Problem details:
This task calls for copying each line below that contains "size".

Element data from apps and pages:
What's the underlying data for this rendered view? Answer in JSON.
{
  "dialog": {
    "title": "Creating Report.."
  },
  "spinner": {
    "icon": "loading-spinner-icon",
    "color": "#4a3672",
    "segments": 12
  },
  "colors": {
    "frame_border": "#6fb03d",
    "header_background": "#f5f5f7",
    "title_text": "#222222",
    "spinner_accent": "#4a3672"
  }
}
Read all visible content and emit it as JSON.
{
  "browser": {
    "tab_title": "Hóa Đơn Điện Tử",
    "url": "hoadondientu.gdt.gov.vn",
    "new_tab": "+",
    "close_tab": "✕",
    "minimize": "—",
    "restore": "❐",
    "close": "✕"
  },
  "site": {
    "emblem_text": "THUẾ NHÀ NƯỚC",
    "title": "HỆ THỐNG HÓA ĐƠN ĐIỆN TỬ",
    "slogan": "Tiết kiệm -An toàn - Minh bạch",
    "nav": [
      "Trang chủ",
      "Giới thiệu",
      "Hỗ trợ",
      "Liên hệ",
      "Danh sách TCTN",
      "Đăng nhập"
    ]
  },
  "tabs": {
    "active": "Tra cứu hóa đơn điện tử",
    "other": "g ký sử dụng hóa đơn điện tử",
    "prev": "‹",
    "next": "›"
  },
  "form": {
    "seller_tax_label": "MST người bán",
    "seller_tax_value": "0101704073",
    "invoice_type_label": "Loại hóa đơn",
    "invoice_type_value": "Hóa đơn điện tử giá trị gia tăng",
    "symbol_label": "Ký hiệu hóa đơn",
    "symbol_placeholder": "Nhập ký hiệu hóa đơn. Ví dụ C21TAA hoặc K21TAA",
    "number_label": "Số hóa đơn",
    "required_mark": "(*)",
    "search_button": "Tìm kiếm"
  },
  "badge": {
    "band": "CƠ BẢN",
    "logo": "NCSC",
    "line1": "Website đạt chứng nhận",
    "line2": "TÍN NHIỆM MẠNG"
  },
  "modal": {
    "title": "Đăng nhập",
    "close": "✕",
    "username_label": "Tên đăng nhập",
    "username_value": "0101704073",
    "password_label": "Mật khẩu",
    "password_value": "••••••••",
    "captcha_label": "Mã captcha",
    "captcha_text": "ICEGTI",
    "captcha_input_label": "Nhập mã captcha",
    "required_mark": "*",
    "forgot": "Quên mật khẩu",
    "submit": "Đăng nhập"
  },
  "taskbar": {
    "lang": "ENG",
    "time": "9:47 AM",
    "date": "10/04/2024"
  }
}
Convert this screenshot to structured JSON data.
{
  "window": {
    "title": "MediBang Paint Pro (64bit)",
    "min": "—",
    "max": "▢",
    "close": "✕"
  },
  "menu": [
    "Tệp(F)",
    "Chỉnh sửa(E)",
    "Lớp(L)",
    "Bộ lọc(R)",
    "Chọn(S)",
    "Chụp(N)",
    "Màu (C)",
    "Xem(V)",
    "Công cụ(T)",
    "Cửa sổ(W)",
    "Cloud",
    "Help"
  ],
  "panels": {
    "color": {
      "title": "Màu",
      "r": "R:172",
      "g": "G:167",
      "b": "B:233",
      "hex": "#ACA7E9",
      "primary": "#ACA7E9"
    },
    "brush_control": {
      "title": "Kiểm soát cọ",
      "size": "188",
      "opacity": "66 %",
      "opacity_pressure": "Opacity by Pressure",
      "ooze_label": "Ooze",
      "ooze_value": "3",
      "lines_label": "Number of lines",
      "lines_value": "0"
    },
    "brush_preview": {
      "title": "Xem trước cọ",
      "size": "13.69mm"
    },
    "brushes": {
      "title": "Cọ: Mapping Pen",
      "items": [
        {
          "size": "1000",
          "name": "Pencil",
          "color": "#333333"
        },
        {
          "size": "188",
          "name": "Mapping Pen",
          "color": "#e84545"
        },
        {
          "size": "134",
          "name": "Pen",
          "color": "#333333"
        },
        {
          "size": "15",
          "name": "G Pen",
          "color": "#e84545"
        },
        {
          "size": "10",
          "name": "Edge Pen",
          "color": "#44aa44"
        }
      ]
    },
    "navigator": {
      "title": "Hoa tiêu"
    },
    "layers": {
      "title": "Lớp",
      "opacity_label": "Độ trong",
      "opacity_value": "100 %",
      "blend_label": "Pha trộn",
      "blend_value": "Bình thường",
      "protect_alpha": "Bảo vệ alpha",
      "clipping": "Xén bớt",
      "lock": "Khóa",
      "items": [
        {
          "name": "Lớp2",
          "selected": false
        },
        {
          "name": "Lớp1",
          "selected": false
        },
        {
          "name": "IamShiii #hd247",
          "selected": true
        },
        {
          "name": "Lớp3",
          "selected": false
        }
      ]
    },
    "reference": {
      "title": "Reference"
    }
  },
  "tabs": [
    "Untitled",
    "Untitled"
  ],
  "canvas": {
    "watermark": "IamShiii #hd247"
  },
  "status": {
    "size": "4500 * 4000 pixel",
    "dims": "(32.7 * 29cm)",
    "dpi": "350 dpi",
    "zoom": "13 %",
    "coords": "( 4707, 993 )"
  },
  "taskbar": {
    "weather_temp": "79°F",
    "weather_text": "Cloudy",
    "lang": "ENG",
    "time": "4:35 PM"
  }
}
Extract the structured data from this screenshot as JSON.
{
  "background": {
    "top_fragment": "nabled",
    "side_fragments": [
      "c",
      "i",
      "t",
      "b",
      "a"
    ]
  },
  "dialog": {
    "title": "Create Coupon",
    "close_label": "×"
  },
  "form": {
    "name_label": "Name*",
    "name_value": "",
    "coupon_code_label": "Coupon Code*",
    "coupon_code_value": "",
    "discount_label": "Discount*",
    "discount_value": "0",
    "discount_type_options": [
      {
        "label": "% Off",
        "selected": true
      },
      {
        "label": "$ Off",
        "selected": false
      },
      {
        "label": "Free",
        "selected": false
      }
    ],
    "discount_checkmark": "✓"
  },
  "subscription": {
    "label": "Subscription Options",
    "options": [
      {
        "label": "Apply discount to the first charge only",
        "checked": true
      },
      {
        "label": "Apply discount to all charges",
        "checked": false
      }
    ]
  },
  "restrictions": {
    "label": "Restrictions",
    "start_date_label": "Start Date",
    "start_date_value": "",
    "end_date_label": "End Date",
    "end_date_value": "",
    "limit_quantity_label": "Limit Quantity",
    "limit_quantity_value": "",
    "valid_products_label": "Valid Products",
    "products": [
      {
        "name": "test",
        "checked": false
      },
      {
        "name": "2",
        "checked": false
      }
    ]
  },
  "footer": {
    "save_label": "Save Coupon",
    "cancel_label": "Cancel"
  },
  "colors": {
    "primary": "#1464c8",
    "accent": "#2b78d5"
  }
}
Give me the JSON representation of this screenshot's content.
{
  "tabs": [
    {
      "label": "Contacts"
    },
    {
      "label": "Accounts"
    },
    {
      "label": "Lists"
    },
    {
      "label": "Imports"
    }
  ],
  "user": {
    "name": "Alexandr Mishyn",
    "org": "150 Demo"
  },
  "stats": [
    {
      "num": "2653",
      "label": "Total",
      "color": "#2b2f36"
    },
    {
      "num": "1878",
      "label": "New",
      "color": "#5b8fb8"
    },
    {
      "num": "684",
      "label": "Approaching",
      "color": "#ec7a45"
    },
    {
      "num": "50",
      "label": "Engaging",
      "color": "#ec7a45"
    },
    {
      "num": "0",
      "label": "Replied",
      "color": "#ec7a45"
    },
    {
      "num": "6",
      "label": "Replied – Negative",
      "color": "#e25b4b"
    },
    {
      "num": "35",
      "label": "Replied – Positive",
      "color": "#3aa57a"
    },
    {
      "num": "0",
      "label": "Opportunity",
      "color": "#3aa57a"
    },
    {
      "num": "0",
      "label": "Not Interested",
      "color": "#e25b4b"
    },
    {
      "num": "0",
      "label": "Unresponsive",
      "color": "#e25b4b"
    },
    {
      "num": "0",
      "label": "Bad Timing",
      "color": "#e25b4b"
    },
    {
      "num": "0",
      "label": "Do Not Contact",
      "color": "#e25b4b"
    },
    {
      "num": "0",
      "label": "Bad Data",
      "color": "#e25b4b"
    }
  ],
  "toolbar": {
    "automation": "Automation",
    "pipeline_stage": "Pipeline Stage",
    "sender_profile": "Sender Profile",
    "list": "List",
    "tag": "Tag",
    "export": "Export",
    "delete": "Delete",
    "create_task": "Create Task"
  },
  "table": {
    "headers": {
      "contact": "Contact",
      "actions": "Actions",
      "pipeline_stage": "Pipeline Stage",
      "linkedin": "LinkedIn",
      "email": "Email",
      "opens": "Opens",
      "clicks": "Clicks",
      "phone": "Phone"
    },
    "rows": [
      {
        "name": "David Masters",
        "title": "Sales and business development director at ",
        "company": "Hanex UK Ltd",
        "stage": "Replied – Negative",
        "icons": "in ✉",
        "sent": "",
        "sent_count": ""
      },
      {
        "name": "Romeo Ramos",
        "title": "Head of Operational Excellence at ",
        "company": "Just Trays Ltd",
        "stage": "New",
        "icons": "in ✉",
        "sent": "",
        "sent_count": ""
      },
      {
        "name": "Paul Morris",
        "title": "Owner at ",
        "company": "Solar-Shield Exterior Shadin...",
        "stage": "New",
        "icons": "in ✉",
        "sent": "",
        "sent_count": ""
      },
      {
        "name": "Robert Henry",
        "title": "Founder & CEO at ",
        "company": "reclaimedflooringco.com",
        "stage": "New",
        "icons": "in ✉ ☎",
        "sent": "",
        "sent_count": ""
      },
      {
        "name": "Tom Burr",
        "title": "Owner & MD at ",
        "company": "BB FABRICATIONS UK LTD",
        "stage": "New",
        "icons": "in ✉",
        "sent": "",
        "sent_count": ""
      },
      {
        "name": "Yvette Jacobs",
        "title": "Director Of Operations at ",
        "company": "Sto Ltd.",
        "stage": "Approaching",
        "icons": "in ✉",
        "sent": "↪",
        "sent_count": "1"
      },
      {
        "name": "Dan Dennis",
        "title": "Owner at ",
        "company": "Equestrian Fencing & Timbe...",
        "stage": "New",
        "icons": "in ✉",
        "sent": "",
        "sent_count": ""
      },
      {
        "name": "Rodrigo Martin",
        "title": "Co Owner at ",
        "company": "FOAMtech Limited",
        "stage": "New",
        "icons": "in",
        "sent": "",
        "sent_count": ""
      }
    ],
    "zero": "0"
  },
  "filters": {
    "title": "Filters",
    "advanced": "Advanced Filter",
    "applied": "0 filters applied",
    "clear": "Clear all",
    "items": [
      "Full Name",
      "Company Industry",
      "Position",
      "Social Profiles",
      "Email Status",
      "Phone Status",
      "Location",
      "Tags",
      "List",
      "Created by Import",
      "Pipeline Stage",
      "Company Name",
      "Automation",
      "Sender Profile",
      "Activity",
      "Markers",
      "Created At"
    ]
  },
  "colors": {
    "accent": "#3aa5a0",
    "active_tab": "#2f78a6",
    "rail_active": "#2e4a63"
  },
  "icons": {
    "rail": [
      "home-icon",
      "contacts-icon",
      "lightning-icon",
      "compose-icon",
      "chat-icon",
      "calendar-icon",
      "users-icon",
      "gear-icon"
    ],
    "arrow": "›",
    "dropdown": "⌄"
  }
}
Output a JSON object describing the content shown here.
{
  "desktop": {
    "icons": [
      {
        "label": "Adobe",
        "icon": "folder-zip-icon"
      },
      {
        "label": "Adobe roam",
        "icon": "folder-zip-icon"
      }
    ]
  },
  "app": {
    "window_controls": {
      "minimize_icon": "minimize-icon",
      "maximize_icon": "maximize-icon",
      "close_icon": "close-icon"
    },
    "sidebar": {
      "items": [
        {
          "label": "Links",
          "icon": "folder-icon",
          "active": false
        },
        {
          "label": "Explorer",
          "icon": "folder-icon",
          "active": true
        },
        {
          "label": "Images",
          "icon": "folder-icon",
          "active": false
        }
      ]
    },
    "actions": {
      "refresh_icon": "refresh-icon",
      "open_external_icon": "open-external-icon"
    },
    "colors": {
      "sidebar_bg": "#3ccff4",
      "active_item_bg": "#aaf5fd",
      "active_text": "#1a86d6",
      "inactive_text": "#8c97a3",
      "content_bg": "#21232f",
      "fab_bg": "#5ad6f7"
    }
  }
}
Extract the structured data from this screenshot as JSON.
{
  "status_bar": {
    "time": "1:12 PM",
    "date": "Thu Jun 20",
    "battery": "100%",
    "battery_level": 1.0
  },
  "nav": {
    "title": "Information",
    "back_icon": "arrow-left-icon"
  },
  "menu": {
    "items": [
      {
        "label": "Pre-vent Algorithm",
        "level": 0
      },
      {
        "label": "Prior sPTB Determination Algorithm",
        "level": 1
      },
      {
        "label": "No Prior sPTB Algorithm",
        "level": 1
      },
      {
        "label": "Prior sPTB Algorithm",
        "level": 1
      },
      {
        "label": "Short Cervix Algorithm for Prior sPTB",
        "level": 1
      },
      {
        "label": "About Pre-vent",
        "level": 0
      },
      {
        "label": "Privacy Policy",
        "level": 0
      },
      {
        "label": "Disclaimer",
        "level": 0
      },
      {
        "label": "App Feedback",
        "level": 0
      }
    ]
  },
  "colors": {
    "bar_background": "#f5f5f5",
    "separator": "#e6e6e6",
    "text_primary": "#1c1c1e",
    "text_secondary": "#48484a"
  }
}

Completed exercise:
      "size": "188",
      "size": "13.69mm"
          "size": "1000",
          "size": "188",
          "size": "134",
          "size": "15",
          "size": "10",
    "size": "4500 * 4000 pixel",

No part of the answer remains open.